** What is needed **
Extract all lines that hold "this" from the records below.
"""
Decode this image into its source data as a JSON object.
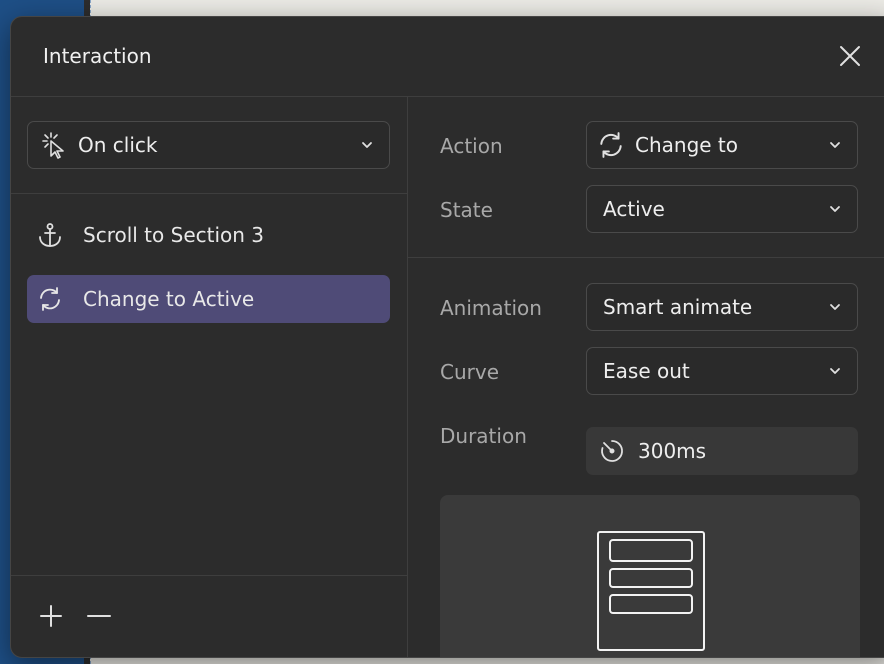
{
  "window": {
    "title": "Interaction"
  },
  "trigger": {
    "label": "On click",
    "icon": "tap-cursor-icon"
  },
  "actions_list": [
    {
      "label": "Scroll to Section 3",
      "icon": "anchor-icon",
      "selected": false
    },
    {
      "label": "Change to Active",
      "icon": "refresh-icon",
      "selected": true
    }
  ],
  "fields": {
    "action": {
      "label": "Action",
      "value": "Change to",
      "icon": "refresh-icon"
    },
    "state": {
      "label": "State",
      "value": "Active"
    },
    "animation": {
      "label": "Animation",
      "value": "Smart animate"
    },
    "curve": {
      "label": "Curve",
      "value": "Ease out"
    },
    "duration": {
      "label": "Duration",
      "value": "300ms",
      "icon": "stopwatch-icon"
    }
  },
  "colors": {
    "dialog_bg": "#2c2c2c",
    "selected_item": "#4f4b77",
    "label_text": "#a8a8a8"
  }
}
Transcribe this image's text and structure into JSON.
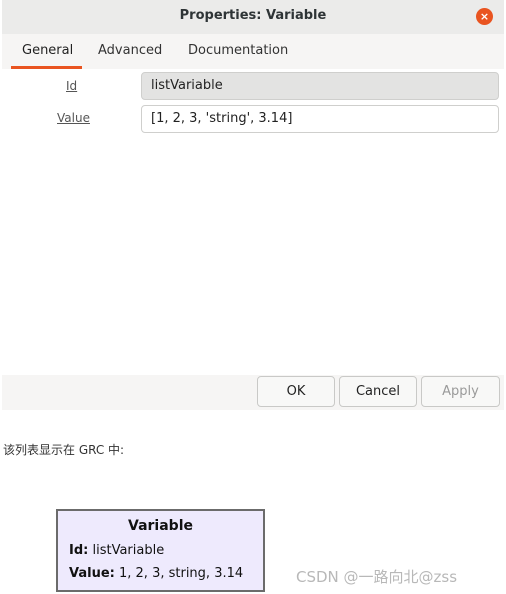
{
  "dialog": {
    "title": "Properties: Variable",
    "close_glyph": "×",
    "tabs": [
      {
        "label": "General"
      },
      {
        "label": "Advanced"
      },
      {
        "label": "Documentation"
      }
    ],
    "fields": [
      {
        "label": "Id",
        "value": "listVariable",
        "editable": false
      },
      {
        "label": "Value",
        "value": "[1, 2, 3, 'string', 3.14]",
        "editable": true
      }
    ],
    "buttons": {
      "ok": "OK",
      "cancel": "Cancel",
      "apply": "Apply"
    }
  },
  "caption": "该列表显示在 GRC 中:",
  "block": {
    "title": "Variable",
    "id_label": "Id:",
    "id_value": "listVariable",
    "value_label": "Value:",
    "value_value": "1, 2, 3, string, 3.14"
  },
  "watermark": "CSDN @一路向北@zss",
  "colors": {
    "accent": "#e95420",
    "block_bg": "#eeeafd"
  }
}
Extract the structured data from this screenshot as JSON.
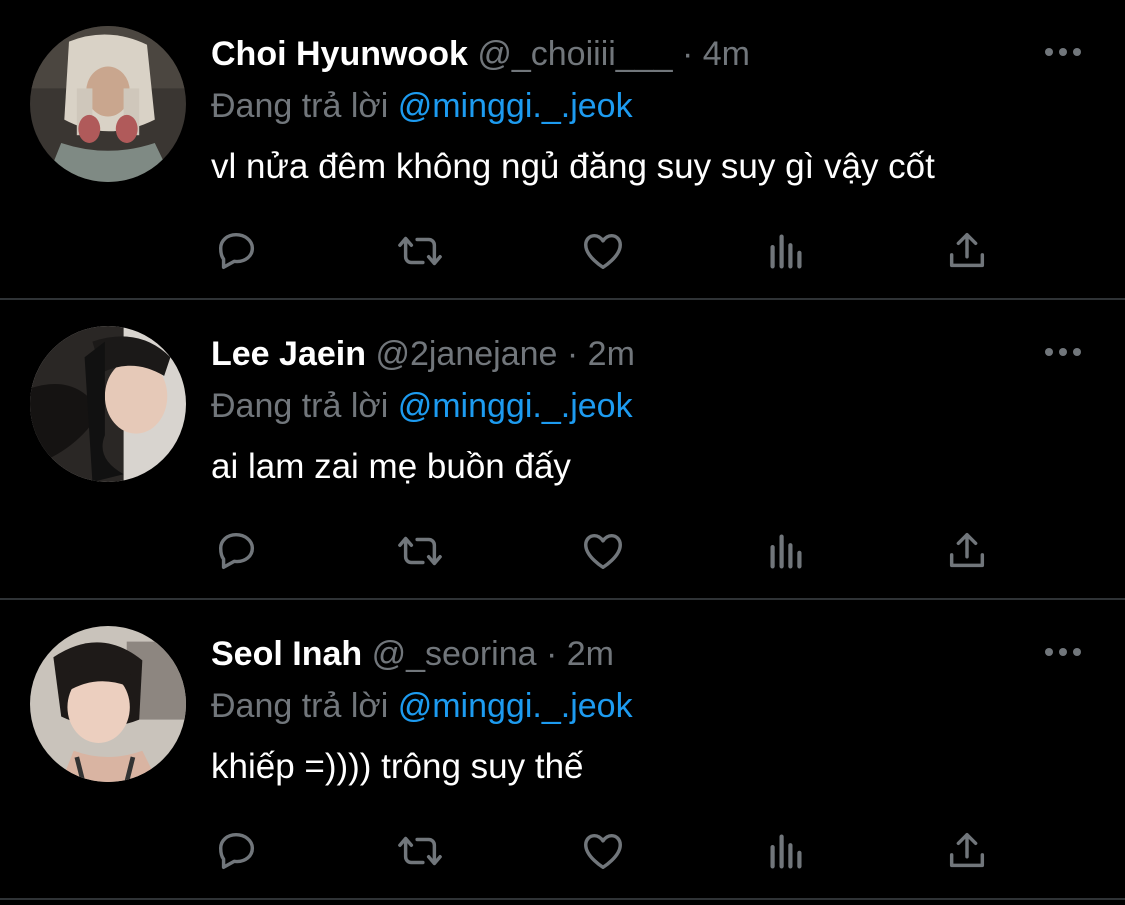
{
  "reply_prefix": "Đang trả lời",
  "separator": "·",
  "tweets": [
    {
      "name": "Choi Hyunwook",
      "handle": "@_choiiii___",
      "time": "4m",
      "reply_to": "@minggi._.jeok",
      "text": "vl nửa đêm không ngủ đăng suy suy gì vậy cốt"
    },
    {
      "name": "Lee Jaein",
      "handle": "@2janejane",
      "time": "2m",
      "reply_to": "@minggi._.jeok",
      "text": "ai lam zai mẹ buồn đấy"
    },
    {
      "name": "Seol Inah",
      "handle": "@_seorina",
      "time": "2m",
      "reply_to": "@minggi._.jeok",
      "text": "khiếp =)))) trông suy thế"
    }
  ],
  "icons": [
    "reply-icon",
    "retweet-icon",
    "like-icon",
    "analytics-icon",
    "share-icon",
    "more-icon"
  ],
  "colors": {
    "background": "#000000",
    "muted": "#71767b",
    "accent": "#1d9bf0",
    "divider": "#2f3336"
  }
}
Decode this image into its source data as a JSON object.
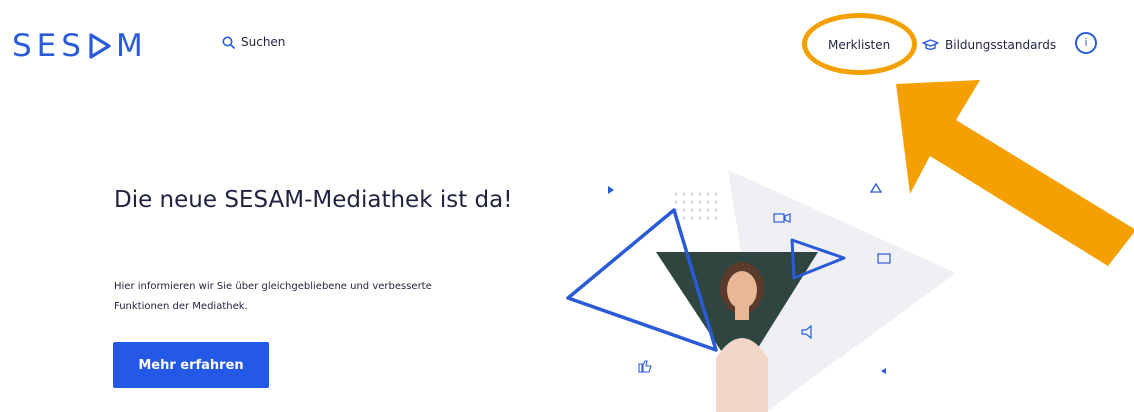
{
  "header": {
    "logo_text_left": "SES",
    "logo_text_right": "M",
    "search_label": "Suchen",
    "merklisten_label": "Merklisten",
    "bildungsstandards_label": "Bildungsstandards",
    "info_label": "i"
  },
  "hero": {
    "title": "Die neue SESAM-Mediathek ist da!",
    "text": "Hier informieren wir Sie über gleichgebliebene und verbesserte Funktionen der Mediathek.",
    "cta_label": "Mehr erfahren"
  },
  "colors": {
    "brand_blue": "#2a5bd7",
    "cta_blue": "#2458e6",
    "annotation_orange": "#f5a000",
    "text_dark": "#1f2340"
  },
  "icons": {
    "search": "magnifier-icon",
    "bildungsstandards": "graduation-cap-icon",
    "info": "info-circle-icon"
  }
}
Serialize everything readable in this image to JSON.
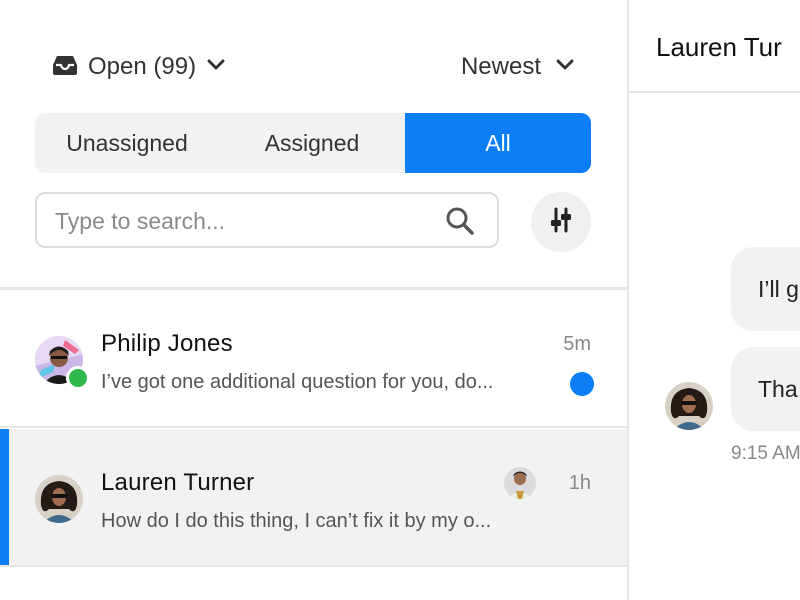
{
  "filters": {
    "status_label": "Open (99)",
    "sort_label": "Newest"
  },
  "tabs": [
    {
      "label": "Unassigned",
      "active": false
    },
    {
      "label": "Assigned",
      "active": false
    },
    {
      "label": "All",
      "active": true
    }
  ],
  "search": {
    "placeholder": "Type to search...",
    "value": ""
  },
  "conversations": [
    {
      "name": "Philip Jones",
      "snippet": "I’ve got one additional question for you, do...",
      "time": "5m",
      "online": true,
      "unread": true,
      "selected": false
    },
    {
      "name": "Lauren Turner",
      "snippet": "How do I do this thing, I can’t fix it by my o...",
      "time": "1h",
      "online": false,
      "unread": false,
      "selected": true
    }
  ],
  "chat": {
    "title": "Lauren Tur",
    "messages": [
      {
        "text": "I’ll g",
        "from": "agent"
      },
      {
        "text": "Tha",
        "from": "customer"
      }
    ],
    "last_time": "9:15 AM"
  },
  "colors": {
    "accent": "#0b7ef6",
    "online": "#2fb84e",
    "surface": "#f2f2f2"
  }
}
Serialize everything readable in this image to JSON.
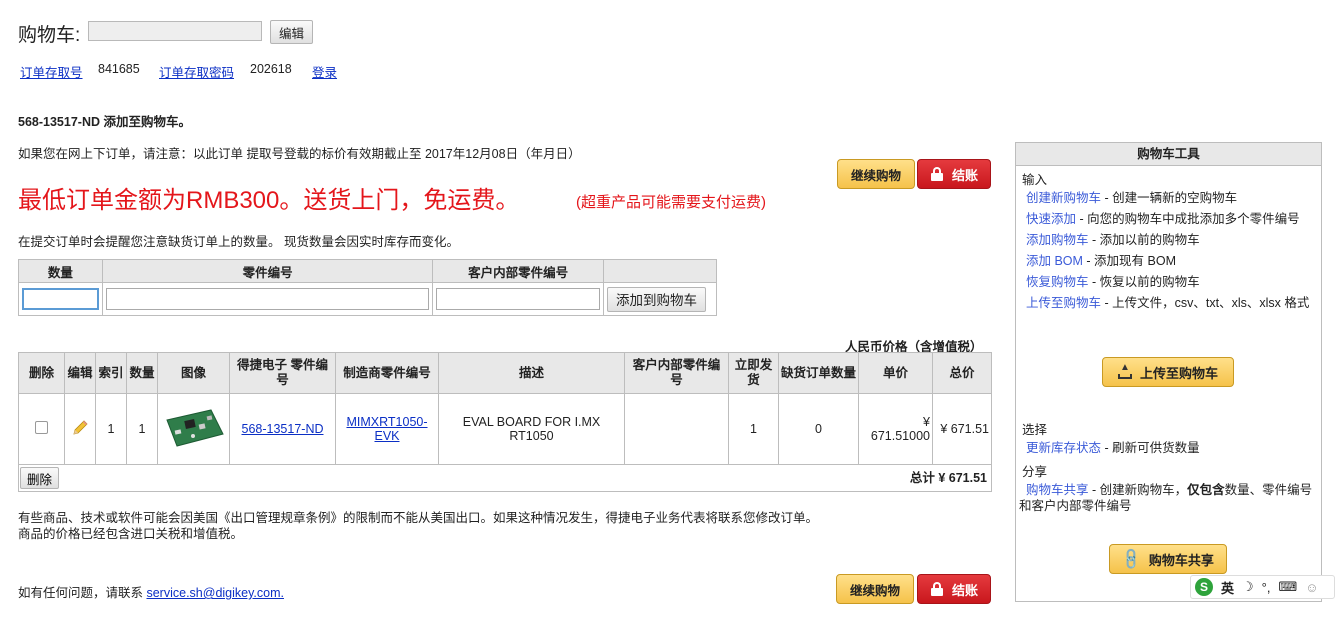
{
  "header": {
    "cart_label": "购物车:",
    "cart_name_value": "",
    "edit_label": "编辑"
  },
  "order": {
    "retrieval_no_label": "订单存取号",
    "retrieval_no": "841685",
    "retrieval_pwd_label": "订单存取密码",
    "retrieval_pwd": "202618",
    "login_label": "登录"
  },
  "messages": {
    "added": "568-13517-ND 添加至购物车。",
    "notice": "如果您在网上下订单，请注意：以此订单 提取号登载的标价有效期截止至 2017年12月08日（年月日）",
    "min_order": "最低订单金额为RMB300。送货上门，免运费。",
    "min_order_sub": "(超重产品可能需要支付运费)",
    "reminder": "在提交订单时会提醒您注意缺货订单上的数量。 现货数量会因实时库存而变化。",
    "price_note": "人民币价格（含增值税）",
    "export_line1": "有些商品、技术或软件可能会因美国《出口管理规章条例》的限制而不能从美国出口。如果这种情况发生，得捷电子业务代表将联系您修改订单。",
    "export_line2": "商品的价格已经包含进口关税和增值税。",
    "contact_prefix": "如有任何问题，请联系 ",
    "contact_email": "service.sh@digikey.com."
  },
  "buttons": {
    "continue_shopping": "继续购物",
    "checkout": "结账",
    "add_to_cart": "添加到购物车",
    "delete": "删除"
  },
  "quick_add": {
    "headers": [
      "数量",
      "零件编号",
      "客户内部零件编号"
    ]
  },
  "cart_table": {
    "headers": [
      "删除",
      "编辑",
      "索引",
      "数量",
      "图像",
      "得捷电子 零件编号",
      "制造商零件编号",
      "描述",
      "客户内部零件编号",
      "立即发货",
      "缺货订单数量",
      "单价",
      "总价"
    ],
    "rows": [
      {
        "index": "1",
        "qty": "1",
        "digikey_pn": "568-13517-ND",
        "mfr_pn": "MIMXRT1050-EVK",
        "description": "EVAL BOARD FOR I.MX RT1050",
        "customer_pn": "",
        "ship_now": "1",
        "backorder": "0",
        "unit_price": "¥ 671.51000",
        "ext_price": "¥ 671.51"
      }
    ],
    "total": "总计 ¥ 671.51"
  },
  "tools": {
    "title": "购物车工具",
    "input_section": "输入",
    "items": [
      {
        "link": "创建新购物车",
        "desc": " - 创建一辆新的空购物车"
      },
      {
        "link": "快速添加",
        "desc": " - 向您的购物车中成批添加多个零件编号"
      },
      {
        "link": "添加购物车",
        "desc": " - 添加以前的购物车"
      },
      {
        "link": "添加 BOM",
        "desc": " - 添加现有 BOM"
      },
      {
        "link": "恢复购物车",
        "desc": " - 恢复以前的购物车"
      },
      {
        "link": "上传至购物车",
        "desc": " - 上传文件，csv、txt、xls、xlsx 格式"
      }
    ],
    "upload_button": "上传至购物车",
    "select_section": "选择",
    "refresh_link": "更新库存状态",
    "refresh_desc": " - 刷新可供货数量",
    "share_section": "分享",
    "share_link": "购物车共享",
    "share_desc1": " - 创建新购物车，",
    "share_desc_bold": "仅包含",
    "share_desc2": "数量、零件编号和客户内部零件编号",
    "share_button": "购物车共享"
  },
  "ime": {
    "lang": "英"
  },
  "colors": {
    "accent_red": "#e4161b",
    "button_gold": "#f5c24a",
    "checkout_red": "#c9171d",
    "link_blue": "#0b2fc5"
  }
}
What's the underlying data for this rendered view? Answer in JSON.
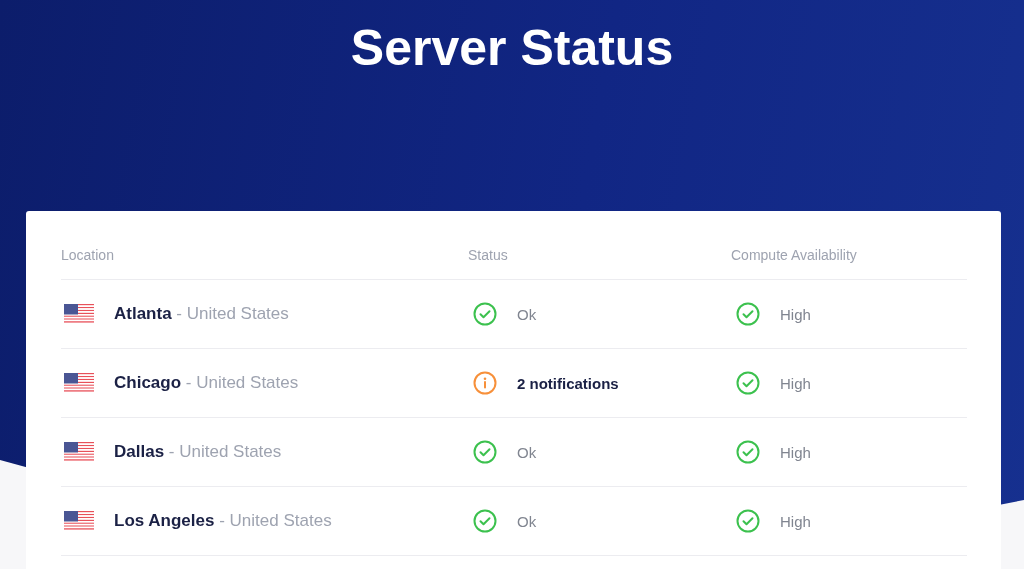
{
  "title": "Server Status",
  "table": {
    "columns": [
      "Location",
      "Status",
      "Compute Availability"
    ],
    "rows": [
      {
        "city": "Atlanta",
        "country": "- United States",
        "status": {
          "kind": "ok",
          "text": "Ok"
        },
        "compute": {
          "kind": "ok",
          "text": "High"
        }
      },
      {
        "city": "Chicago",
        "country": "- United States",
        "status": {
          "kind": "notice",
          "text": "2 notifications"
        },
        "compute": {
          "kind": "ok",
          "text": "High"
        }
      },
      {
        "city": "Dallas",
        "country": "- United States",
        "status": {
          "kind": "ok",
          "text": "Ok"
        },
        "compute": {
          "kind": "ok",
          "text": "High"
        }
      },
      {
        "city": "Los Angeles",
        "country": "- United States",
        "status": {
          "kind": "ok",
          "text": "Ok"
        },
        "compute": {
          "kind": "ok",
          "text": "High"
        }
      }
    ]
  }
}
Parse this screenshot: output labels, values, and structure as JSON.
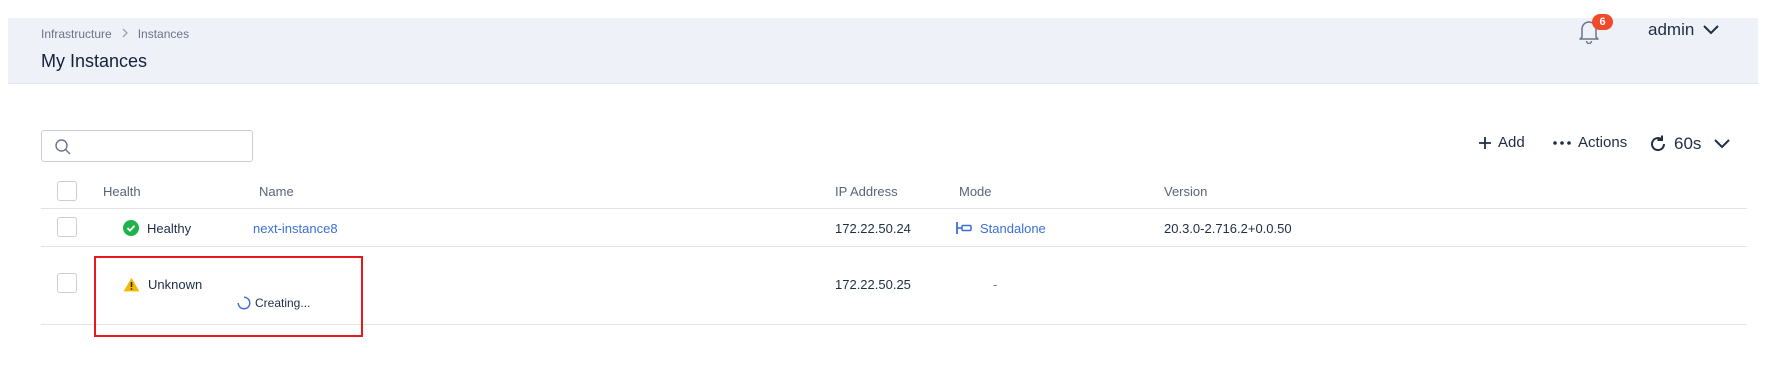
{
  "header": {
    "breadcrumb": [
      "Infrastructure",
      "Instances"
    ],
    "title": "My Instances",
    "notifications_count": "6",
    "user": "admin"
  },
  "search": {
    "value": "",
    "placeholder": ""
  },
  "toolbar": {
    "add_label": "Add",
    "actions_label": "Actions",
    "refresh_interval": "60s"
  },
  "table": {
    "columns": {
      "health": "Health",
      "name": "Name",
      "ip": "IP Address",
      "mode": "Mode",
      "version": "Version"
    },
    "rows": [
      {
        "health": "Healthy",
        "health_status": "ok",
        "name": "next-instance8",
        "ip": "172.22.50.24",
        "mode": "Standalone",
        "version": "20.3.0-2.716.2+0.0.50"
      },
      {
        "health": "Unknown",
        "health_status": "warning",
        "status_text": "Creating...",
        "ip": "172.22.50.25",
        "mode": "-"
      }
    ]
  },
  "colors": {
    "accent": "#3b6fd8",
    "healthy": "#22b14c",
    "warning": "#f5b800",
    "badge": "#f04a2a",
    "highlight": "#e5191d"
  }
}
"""
** Written solution **
Decode this image into its source data as a JSON object.
Transcribe this image's text and structure into JSON.
Extract the structured data from this screenshot as JSON.
Decode this image into its source data as a JSON object.
Serialize everything readable in this image to JSON.
      "snippet": "How do I do this thing, I can’t fix it by my o...",
Serialize everything readable in this image to JSON.
What's the underlying data for this rendered view? Answer in JSON.
Parse this screenshot: output labels, values, and structure as JSON.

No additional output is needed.